Grenfell Inquiry: LBC reviews the extraordinary evidence from cladding firm

24 July 2020, 14:23 | Updated: 9 October 2020, 15:14

Rachael Venables

By Rachael Venables

The Grenfell Inquiry heard evidence from the company who installed the flammable cladding. LBC's Correspondent Rachael Venables reviewed this week's evidence.

All week we've continued hearing from staff at Rydon, They were the main contractor responsible for the £8.7million refurbishment at Grenfell Tower betwen 2014 and 2016.

Contracts manager Simon Lawrence admitted the company presented altered figures while trying to pitch cheaper cladding to Kensington and Chelsea's Tennant Management Organisation, the group responsible for the running of the tower, pocketing the more than £100,000 difference.

Rydon told the TMO that they could save between £293k and £376ks if they dropped the zinc cladding they were planning to use and went for an aluminium-cored cladding instead. This we know, is highly flammable.

However, Rydon knew the ACM cladding was actually even cheaper. They'd just been quoted higher savings of between £419k and £570k.

In the end, Rydon made a profit of £126,000 by switching to a cheaper and much more dangerous type of cladding.

Rachael Venables reviewed the remarkable evidence from the Grenfell Inquiry this week
Rachael Venables reviewed the remarkable evidence from the Grenfell Inquiry this week. Picture: PA / LBC

We also learned this week Rydon representatives promised on five different occasions to hire a fire-safety specialist.

That happened during meetings in April, June, July, September and October 2014 as works were getting started.

But they never did. And they never told the client that they hadn't.

Lawrence confirmed that the absence of a fire engineer on the team meant the cladding was chosen without consulting a specialist fire safety consultant.

And he repeatedly denied knowing himself that the cheeper cladding was more dangerous He was also asked about an email he got from Claire Williams from the TMO on 12th November 2014, who asked him for clarification after having what she described as a “Lakanal moment”.

That referred to the fire in which six people died which spread across a 12-storey block in Camberwell in 2009. In that case there were numerous fire safety failings, but the inquest also found that the newly-installed cladding offered less fire resistance than the panels they replaced in a recent refurbishment.

Lawrence never replied to that email.

Contractors Rydon were giving evidence this week
Contractors Rydon were giving evidence this week.
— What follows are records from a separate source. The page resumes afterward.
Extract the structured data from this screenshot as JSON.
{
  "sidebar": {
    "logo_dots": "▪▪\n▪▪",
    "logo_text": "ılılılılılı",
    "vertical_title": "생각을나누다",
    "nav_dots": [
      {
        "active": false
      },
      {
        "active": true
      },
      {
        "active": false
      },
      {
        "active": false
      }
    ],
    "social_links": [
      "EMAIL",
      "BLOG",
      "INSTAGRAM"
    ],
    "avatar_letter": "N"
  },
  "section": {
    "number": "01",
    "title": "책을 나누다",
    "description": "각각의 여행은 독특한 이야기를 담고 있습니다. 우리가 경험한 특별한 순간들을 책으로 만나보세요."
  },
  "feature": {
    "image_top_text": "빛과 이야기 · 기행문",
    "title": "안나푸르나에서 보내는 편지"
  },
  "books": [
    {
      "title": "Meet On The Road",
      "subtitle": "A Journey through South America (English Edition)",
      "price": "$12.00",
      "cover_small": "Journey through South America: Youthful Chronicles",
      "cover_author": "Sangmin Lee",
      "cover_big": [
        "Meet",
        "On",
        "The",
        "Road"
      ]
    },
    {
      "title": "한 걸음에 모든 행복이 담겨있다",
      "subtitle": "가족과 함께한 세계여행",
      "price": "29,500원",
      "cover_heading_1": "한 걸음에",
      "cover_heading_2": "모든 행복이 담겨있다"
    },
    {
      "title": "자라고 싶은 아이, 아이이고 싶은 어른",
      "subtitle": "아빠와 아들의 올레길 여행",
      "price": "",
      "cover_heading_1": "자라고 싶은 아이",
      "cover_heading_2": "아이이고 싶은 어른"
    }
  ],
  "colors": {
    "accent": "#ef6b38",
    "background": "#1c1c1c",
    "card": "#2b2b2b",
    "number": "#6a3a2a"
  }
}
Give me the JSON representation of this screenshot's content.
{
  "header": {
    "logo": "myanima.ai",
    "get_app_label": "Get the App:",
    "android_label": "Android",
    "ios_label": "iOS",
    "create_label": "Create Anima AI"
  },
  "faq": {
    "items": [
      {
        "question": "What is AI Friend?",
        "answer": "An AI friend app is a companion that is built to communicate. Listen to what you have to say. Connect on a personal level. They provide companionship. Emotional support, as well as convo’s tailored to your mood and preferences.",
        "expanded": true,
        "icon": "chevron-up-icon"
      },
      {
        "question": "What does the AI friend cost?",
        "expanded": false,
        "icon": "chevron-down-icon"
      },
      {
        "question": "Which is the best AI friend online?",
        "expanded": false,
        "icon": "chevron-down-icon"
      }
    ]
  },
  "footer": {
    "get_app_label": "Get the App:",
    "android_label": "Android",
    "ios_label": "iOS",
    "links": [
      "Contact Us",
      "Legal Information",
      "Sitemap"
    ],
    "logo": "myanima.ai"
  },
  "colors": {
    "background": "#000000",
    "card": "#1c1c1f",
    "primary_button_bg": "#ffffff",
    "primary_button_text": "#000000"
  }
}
Picture: PA

Then yesterday, Simon O'Connor, the project manager for Rydon at Grenfell, told the inquiry he thought the building and cladding materials used on the renovation were not a fire risk.

Materials such as wood, paper, and wheelie bins were considered as potential sources of fuel in a fire risk assessment completed in February 2015. But Rydon staff failed to mark building materials in that category, in what one member of staff described as "a tick exercise".

When pressed by inquiry lawyer Richard Millett QC on whether he should have included cladding materials such as Celotex insulation and aluminium-cored composite material panels as building materials, Mr O'Connor answered: "I wasn't aware at the time of their combustibility." He also said he did not "recall" whether he considered they could pose a fire risk at the time.

And it seems his CV, which was presented to the TMO as part of Rydon’s tender documents for the project, overstated his abilities.

The CV stated that O’Connor was “responsible for all operations on site” including “co-ordinating design and management of subcontractors”.

But O’Connor said: “No, I wouldn’t be qualified to co-ordinate design; I wouldn’t know where to start.”

Mr Millett also presented evidence showing Mr O'Connor, who left Rydon in 2015, never responded to a request to check the fire rating of the cladding despite being chased by an email marked "Urgent".

In an email from Claire Williams at Kensington and Chelsea Tenant Management Organisation in April 2015, Mr O'Connor was asked to lay out which fixings would be used on the cladding system and the fire rating of the cladding and the fixings.

Eight weeks later, the same message is forwarded to Mr O'Connor again with the subject "Urgent Urgent Urgent".

The message "Simon, I think you could polish this off quickly, don't you?" was also attached.

Mr O'Connor could not explain why the inquiry could not find any response to either message.

The inquiry into the Grenfell fire continues on Monday.